■ **WORK ORDER**
Below is a listing; return it in full, exactly as it appears.
----
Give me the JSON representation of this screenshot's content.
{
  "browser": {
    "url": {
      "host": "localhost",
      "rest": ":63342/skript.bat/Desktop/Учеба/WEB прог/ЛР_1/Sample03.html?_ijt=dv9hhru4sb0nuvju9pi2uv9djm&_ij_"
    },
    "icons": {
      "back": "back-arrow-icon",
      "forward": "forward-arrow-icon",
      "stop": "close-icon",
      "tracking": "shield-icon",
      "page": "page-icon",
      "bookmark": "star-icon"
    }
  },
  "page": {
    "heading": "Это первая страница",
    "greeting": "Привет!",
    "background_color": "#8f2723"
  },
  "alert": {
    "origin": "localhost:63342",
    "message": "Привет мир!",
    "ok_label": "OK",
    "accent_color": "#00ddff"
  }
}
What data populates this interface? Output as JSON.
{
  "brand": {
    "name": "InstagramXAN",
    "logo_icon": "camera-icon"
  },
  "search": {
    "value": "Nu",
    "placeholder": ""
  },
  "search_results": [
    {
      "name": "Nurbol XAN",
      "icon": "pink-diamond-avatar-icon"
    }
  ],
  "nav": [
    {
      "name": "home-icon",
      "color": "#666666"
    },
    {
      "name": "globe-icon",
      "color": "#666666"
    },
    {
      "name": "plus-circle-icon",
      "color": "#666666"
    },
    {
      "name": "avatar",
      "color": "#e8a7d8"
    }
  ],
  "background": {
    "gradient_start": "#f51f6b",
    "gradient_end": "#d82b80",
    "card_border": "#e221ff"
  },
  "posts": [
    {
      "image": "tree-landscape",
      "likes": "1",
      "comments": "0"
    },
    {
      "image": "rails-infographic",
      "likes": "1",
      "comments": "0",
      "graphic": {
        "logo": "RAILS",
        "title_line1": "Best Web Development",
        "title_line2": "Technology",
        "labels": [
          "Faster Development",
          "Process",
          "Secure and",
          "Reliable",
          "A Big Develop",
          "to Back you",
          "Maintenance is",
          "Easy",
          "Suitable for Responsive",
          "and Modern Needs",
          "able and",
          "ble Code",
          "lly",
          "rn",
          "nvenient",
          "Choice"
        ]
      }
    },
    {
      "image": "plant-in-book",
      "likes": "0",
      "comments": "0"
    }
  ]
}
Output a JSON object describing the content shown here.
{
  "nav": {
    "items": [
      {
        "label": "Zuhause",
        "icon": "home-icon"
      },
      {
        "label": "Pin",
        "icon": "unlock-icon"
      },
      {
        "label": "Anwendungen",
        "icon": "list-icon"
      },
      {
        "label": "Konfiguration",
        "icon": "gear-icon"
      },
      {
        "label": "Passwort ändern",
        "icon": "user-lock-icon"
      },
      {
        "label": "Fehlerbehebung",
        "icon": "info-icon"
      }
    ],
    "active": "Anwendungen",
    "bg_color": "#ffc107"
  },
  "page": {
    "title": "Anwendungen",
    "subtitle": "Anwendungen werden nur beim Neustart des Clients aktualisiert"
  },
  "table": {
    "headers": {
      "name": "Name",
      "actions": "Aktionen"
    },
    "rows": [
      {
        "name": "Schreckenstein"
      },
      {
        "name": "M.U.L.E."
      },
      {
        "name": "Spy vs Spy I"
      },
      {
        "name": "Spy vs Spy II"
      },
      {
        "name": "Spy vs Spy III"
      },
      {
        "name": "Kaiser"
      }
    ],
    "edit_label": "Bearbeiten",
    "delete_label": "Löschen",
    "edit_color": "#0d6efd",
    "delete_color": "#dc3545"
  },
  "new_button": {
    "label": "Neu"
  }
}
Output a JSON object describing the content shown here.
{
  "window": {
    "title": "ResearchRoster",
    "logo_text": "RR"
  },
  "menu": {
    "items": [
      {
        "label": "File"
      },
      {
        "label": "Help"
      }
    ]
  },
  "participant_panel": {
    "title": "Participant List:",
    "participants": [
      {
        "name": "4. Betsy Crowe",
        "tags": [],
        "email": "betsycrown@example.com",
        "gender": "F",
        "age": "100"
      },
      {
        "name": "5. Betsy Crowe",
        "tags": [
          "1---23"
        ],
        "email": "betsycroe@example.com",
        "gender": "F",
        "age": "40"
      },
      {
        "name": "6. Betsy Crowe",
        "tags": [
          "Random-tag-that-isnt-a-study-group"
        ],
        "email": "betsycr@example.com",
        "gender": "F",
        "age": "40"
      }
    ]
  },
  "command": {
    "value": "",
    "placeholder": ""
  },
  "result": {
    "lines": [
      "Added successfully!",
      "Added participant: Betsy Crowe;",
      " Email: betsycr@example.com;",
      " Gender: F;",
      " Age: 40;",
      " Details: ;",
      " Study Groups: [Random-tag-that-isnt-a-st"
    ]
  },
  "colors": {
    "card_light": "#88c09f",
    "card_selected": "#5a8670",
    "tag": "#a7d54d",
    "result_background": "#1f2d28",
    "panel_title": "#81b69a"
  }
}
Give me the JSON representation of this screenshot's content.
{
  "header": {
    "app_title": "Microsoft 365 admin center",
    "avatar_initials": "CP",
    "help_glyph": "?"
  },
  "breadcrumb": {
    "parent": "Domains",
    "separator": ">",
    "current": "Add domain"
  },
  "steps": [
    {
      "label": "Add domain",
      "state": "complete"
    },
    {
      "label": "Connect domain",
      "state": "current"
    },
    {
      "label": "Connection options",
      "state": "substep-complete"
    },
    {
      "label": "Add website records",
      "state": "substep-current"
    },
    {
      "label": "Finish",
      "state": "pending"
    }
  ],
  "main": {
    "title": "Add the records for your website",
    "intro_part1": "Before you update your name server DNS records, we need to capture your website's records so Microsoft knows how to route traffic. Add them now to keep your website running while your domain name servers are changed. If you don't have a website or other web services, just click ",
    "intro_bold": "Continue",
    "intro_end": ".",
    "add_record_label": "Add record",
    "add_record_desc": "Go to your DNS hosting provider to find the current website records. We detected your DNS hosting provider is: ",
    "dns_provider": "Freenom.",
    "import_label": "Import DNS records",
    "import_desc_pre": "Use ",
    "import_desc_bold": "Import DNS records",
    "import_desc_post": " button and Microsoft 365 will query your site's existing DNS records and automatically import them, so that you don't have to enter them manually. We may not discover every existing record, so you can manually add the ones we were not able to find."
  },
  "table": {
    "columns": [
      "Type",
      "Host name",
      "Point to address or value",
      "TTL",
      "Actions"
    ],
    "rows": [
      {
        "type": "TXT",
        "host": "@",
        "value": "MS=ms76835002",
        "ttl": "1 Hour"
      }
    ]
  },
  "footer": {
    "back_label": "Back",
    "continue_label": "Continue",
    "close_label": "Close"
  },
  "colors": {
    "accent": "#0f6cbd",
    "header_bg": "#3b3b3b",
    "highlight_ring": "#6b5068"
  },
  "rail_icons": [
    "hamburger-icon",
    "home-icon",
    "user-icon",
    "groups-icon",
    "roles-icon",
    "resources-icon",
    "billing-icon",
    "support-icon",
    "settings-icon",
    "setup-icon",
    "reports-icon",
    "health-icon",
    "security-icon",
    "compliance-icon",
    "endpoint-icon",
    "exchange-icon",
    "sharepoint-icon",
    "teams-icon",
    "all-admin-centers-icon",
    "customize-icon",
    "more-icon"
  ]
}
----
■ **SOLUTION TO THIS TASK**
Give me the JSON representation of this screenshot's content.
{
  "browser": {
    "url": {
      "host": "localhost",
      "rest": ":63342/skript.bat/Desktop/Учеба/WEB прог/ЛР_1/Sample03.html?_ijt=dv9hhru4sb0nuvju9pi2uv9djm&_ij_"
    },
    "icons": {
      "back": "back-arrow-icon",
      "forward": "forward-arrow-icon",
      "stop": "close-icon",
      "tracking": "shield-icon",
      "page": "page-icon",
      "bookmark": "star-icon"
    }
  },
  "page": {
    "heading": "Это первая страница",
    "greeting": "Привет!",
    "background_color": "#8f2723"
  },
  "alert": {
    "origin": "localhost:63342",
    "message": "Привет мир!",
    "ok_label": "OK",
    "accent_color": "#00ddff"
  }
}
What data populates this interface? Output as JSON.
{
  "brand": {
    "name": "InstagramXAN",
    "logo_icon": "camera-icon"
  },
  "search": {
    "value": "Nu",
    "placeholder": ""
  },
  "search_results": [
    {
      "name": "Nurbol XAN",
      "icon": "pink-diamond-avatar-icon"
    }
  ],
  "nav": [
    {
      "name": "home-icon",
      "color": "#666666"
    },
    {
      "name": "globe-icon",
      "color": "#666666"
    },
    {
      "name": "plus-circle-icon",
      "color": "#666666"
    },
    {
      "name": "avatar",
      "color": "#e8a7d8"
    }
  ],
  "background": {
    "gradient_start": "#f51f6b",
    "gradient_end": "#d82b80",
    "card_border": "#e221ff"
  },
  "posts": [
    {
      "image": "tree-landscape",
      "likes": "1",
      "comments": "0"
    },
    {
      "image": "rails-infographic",
      "likes": "1",
      "comments": "0",
      "graphic": {
        "logo": "RAILS",
        "title_line1": "Best Web Development",
        "title_line2": "Technology",
        "labels": [
          "Faster Development",
          "Process",
          "Secure and",
          "Reliable",
          "A Big Develop",
          "to Back you",
          "Maintenance is",
          "Easy",
          "Suitable for Responsive",
          "and Modern Needs",
          "able and",
          "ble Code",
          "lly",
          "rn",
          "nvenient",
          "Choice"
        ]
      }
    },
    {
      "image": "plant-in-book",
      "likes": "0",
      "comments": "0"
    }
  ]
}
Output a JSON object describing the content shown here.
{
  "nav": {
    "items": [
      {
        "label": "Zuhause",
        "icon": "home-icon"
      },
      {
        "label": "Pin",
        "icon": "unlock-icon"
      },
      {
        "label": "Anwendungen",
        "icon": "list-icon"
      },
      {
        "label": "Konfiguration",
        "icon": "gear-icon"
      },
      {
        "label": "Passwort ändern",
        "icon": "user-lock-icon"
      },
      {
        "label": "Fehlerbehebung",
        "icon": "info-icon"
      }
    ],
    "active": "Anwendungen",
    "bg_color": "#ffc107"
  },
  "page": {
    "title": "Anwendungen",
    "subtitle": "Anwendungen werden nur beim Neustart des Clients aktualisiert"
  },
  "table": {
    "headers": {
      "name": "Name",
      "actions": "Aktionen"
    },
    "rows": [
      {
        "name": "Schreckenstein"
      },
      {
        "name": "M.U.L.E."
      },
      {
        "name": "Spy vs Spy I"
      },
      {
        "name": "Spy vs Spy II"
      },
      {
        "name": "Spy vs Spy III"
      },
      {
        "name": "Kaiser"
      }
    ],
    "edit_label": "Bearbeiten",
    "delete_label": "Löschen",
    "edit_color": "#0d6efd",
    "delete_color": "#dc3545"
  },
  "new_button": {
    "label": "Neu"
  }
}
Output a JSON object describing the content shown here.
{
  "window": {
    "title": "ResearchRoster",
    "logo_text": "RR"
  },
  "menu": {
    "items": [
      {
        "label": "File"
      },
      {
        "label": "Help"
      }
    ]
  },
  "participant_panel": {
    "title": "Participant List:",
    "participants": [
      {
        "name": "4. Betsy Crowe",
        "tags": [],
        "email": "betsycrown@example.com",
        "gender": "F",
        "age": "100"
      },
      {
        "name": "5. Betsy Crowe",
        "tags": [
          "1---23"
        ],
        "email": "betsycroe@example.com",
        "gender": "F",
        "age": "40"
      },
      {
        "name": "6. Betsy Crowe",
        "tags": [
          "Random-tag-that-isnt-a-study-group"
        ],
        "email": "betsycr@example.com",
        "gender": "F",
        "age": "40"
      }
    ]
  },
  "command": {
    "value": "",
    "placeholder": ""
  },
  "result": {
    "lines": [
      "Added successfully!",
      "Added participant: Betsy Crowe;",
      " Email: betsycr@example.com;",
      " Gender: F;",
      " Age: 40;",
      " Details: ;",
      " Study Groups: [Random-tag-that-isnt-a-st"
    ]
  },
  "colors": {
    "card_light": "#88c09f",
    "card_selected": "#5a8670",
    "tag": "#a7d54d",
    "result_background": "#1f2d28",
    "panel_title": "#81b69a"
  }
}
Give me the JSON representation of this screenshot's content.
{
  "header": {
    "app_title": "Microsoft 365 admin center",
    "avatar_initials": "CP",
    "help_glyph": "?"
  },
  "breadcrumb": {
    "parent": "Domains",
    "separator": ">",
    "current": "Add domain"
  },
  "steps": [
    {
      "label": "Add domain",
      "state": "complete"
    },
    {
      "label": "Connect domain",
      "state": "current"
    },
    {
      "label": "Connection options",
      "state": "substep-complete"
    },
    {
      "label": "Add website records",
      "state": "substep-current"
    },
    {
      "label": "Finish",
      "state": "pending"
    }
  ],
  "main": {
    "title": "Add the records for your website",
    "intro_part1": "Before you update your name server DNS records, we need to capture your website's records so Microsoft knows how to route traffic. Add them now to keep your website running while your domain name servers are changed. If you don't have a website or other web services, just click ",
    "intro_bold": "Continue",
    "intro_end": ".",
    "add_record_label": "Add record",
    "add_record_desc": "Go to your DNS hosting provider to find the current website records. We detected your DNS hosting provider is: ",
    "dns_provider": "Freenom.",
    "import_label": "Import DNS records",
    "import_desc_pre": "Use ",
    "import_desc_bold": "Import DNS records",
    "import_desc_post": " button and Microsoft 365 will query your site's existing DNS records and automatically import them, so that you don't have to enter them manually. We may not discover every existing record, so you can manually add the ones we were not able to find."
  },
  "table": {
    "columns": [
      "Type",
      "Host name",
      "Point to address or value",
      "TTL",
      "Actions"
    ],
    "rows": [
      {
        "type": "TXT",
        "host": "@",
        "value": "MS=ms76835002",
        "ttl": "1 Hour"
      }
    ]
  },
  "footer": {
    "back_label": "Back",
    "continue_label": "Continue",
    "close_label": "Close"
  },
  "colors": {
    "accent": "#0f6cbd",
    "header_bg": "#3b3b3b",
    "highlight_ring": "#6b5068"
  },
  "rail_icons": [
    "hamburger-icon",
    "home-icon",
    "user-icon",
    "groups-icon",
    "roles-icon",
    "resources-icon",
    "billing-icon",
    "support-icon",
    "settings-icon",
    "setup-icon",
    "reports-icon",
    "health-icon",
    "security-icon",
    "compliance-icon",
    "endpoint-icon",
    "exchange-icon",
    "sharepoint-icon",
    "teams-icon",
    "all-admin-centers-icon",
    "customize-icon",
    "more-icon"
  ]
}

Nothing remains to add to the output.